“I was almost arrested when I was interacting with an old man near Srinagar. The old man was so angry with the situation that he vented his anger, but the police came and stopped me and wanted to take my recorder. I somehow managed to sneak out.”
According to Narayanan, at least 40,000 people have been detained in what has been announced as “preventive measures,” and only those get released who get a bond signed by their local community expressing approval of the revocation of Article 370.
Arun Srivastva of the Loktantrik Janata Dal (LJD) party, who participated in the march, said that what he witnessed “was a deep sense of fear and uncertainty among people.”
He said it was tragic that the BJP had abolished the special status in its majoritarian politics. “The failure of the Supreme Court to facilitate political discourse is also disturbing,” he said.


Journalist unions, civil society seek revocation of social media rules

Updated 20 min 20 sec ago

Journalist unions, civil society seek revocation of social media rules

  • Launch a nationwide movement against the new regulations to strengthen freedom of expression in Pakistan
  • Deny the impression that Internet is unregulated in the country

ISLAMABAD: The Pakistan Federal Union of Journalists (PFUJ), along with lawyers and civil society activists, declared the recently notified Citizens Protection (Against Online Harm) Rules 2020 “unacceptable” on Thursday, asking the government to revoke them immediately.

“The rules were approved by cabinet without any discussion or debate,” PFUJ Secretary General Nasir Zaidi said while addressing a joint news conference at the National Press Club Islamabad. “The clampdown of online content is the final extreme in a long series of restrictions on freedom of expression and press freedom in Pakistan.”

He announced a plan of action, saying the PFUJ and its partner organizations had launched a countrywide protest against the enforcement of the rules. Other speakers at the gathering claimed that the new social media rules had posed a severe threat to freedom of expression, media independence, and Pakistan’s digital economy.

Harris Khalique, the secretary-general of the Human Rights Commission of Pakistan, told the gathering, “The HRCP believes that the rules issued by the federal cabinet are based on malicious intent. This is an unconstitutional and illegal step. These rules will violate the political, economic and cultural rights of Pakistani citizens. The rules should be de-notified immediately.”

Sadaf Khan, Co-founder of Media Matters for Democracy, said the claim being spread from official quarters that the Internet was unregulated in Pakistan was incorrect.

“We already have the anti-cybercrimes law to regulate online content as well as multiple laws for defamation and other online harms. These laws have been used quite regularly by the authorities,” she said. “The government must issue a clarification about the legal status of the new social media rules. We also demand that clarity should be provided about the consultation process being planned by the government.”

The federal cabinet had approved the Citizens Protection (Against Online Harm) Rules 2020 in January, after which the ministry of information technology had sent the rules to be published in the official gazette.

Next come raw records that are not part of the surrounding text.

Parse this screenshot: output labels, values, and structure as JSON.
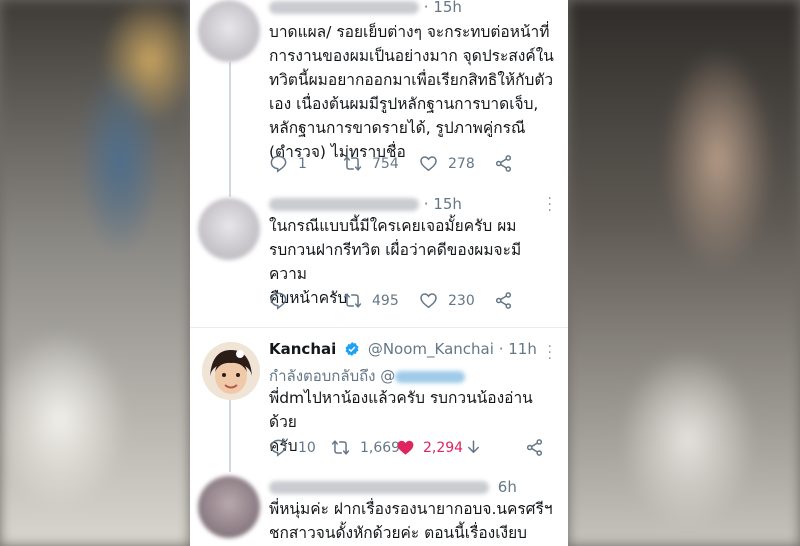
{
  "tweets": [
    {
      "time": "15h",
      "text_lines": [
        "บาดแผล/ รอยเย็บต่างๆ จะกระทบต่อหน้าที่",
        "การงานของผมเป็นอย่างมาก จุดประสงค์ใน",
        "ทวิตนี้ผมอยากออกมาเพื่อเรียกสิทธิให้กับตัว",
        "เอง เนื่องต้นผมมีรูปหลักฐานการบาดเจ็บ,",
        "หลักฐานการขาดรายได้, รูปภาพคู่กรณี",
        "(ตำรวจ) ไม่ทราบชื่อ"
      ],
      "replies": "1",
      "retweets": "754",
      "likes": "278"
    },
    {
      "time": "15h",
      "text_lines": [
        "ในกรณีแบบนี้มีใครเคยเจอมั้ยครับ ผม",
        "รบกวนฝากรีทวิต เผื่อว่าคดีของผมจะมีความ",
        "คืบหน้าครับ"
      ],
      "replies": "",
      "retweets": "495",
      "likes": "230"
    },
    {
      "name": "Kanchai",
      "handle": "@Noom_Kanchai",
      "dot": "·",
      "time": "11h",
      "replying_to": "กำลังตอบกลับถึง @",
      "text_lines": [
        "พี่dmไปหาน้องแล้วครับ รบกวนน้องอ่านด้วย",
        "ครับ"
      ],
      "replies": "10",
      "retweets": "1,669",
      "likes": "2,294",
      "like_color": "#e0245e"
    },
    {
      "time": "6h",
      "text_lines": [
        "พี่หนุ่มค่ะ ฝากเรื่องรองนายากอบจ.นครศรีฯ",
        "ชกสาวจนดั้งหักด้วยค่ะ ตอนนี้เรื่องเงียบ"
      ]
    }
  ],
  "icons": {
    "reply": "reply-icon",
    "retweet": "retweet-icon",
    "like": "heart-icon",
    "share": "share-icon",
    "more": "more-icon",
    "verified": "verified-badge-icon"
  },
  "colors": {
    "link_gray": "#657786",
    "like_red": "#e0245e",
    "verified_blue": "#1da1f2"
  }
}
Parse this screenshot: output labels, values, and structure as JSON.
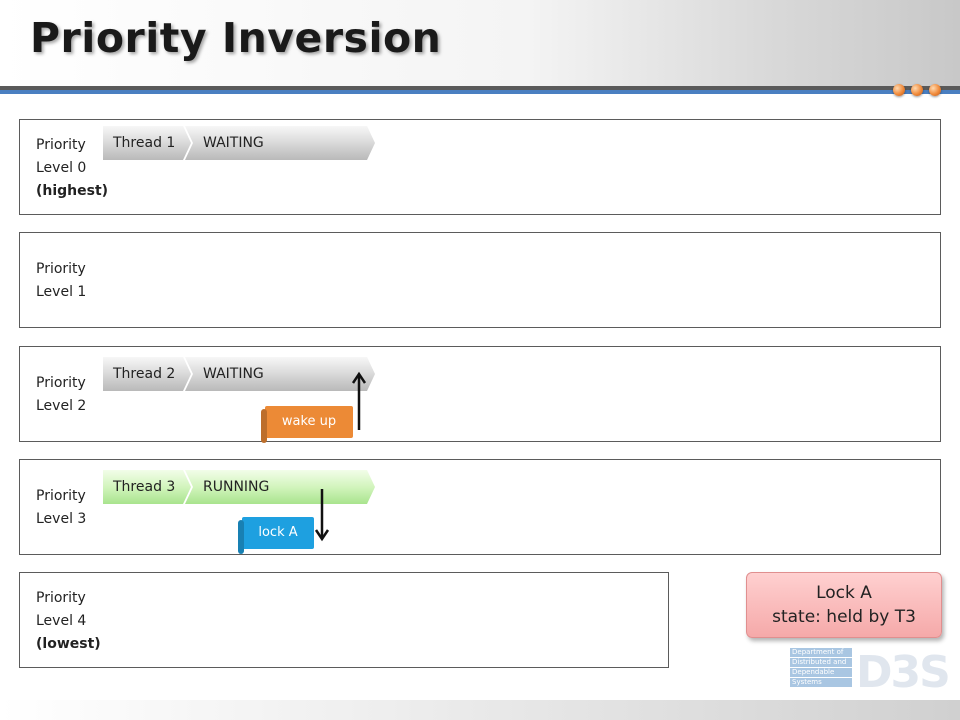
{
  "title": "Priority Inversion",
  "colors": {
    "accent_blue": "#4a7fc1",
    "waiting_gray": "#c8c8c8",
    "running_green": "#c6efb0",
    "wake_orange": "#ec8a36",
    "lock_blue": "#1ea0e0",
    "lock_box_pink": "#f7b3b3"
  },
  "lanes": [
    {
      "label_1": "Priority",
      "label_2": "Level 0",
      "label_3": "(highest)"
    },
    {
      "label_1": "Priority",
      "label_2": "Level 1"
    },
    {
      "label_1": "Priority",
      "label_2": "Level 2"
    },
    {
      "label_1": "Priority",
      "label_2": "Level 3"
    },
    {
      "label_1": "Priority",
      "label_2": "Level 4",
      "label_3": "(lowest)"
    }
  ],
  "threads": [
    {
      "name": "Thread 1",
      "state": "WAITING",
      "lane": 0
    },
    {
      "name": "Thread 2",
      "state": "WAITING",
      "lane": 2
    },
    {
      "name": "Thread 3",
      "state": "RUNNING",
      "lane": 3
    }
  ],
  "events": {
    "wake_up": "wake up",
    "lock_a": "lock A"
  },
  "lock_box": {
    "line_1": "Lock A",
    "line_2": "state: held by T3"
  },
  "logo": {
    "line_1": "Department of",
    "line_2": "Distributed and",
    "line_3": "Dependable",
    "line_4": "Systems",
    "mark": "D3S"
  },
  "icons": {
    "title_dots": "orange-dots-icon",
    "arrow_up": "arrow-up-icon",
    "arrow_down": "arrow-down-icon"
  }
}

The new regulations demand social media companies to open local offices, establish local database servers, remove content identified by the Pakistani authorities, and provide decrypted user data on the request of law-enforcement agencies.

The Asia Internet Coalition, whose members include Facebook, Google, and Twitter, has informed the government that the rules can “severely cripple” Pakistan’s digital economy, making it difficult for Internet companies to offer their services to Pakistani users and businesses.

The Committee to Protect Journalists and Reporters Without Borders have also condemned the social media rules.